“When I am asked what my definition of a ‘showcase’ is, the Folk Music Ontario Conference is often the example I give,” says CFM Licensing and Outreach Coordinator Rosalyn Dennett. “The organizers do a great job of creating an opportunity for artists to perform for international and Canadian buyers, network with the industry and fellow artists, and receive top-of-the-line professional development training, all without exploiting their performances in a public setting for ticket and bar sales.”
CFM Director of Administration Susan Whitfield and Consultant Robert Baird from Baird Artist Management gave a “Touring in the US” presentation to a full room of delegates. They outlined visa options and touring tips for Canadian musicians performing in the US.

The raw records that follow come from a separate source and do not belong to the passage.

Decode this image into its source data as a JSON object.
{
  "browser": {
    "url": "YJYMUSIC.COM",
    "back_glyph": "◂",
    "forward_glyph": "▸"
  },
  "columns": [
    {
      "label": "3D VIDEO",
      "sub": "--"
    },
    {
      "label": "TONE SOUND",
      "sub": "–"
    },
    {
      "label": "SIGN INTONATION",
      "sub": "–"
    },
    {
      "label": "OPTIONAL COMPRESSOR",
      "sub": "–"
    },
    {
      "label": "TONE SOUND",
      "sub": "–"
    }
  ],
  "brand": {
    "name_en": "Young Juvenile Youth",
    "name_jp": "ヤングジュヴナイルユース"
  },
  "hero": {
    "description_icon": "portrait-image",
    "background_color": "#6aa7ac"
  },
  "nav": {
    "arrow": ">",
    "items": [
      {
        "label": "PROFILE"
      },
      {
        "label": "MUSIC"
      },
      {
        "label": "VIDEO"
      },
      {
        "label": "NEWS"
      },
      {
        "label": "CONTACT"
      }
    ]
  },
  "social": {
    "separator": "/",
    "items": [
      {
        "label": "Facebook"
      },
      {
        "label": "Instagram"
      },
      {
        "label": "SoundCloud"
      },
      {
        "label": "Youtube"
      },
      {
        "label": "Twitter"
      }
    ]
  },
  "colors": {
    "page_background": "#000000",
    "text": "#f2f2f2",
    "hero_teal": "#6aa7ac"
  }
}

Dennett moderated a panel titled “Networking and Touring from a Remote Location,” which focused on how artists based in remote or rural locations can access the same opportunities as those based in large cities.
For the second year in a row, the CFM partnered with MusicOntario, the provincial music industry association for Ontario, to host the CFM Artists Hospitality Room. Together they supplied refreshments, healthy snacks, and AFM “swag bags” for the showcasing artists in a green room where performers could safely store their instruments and warm up.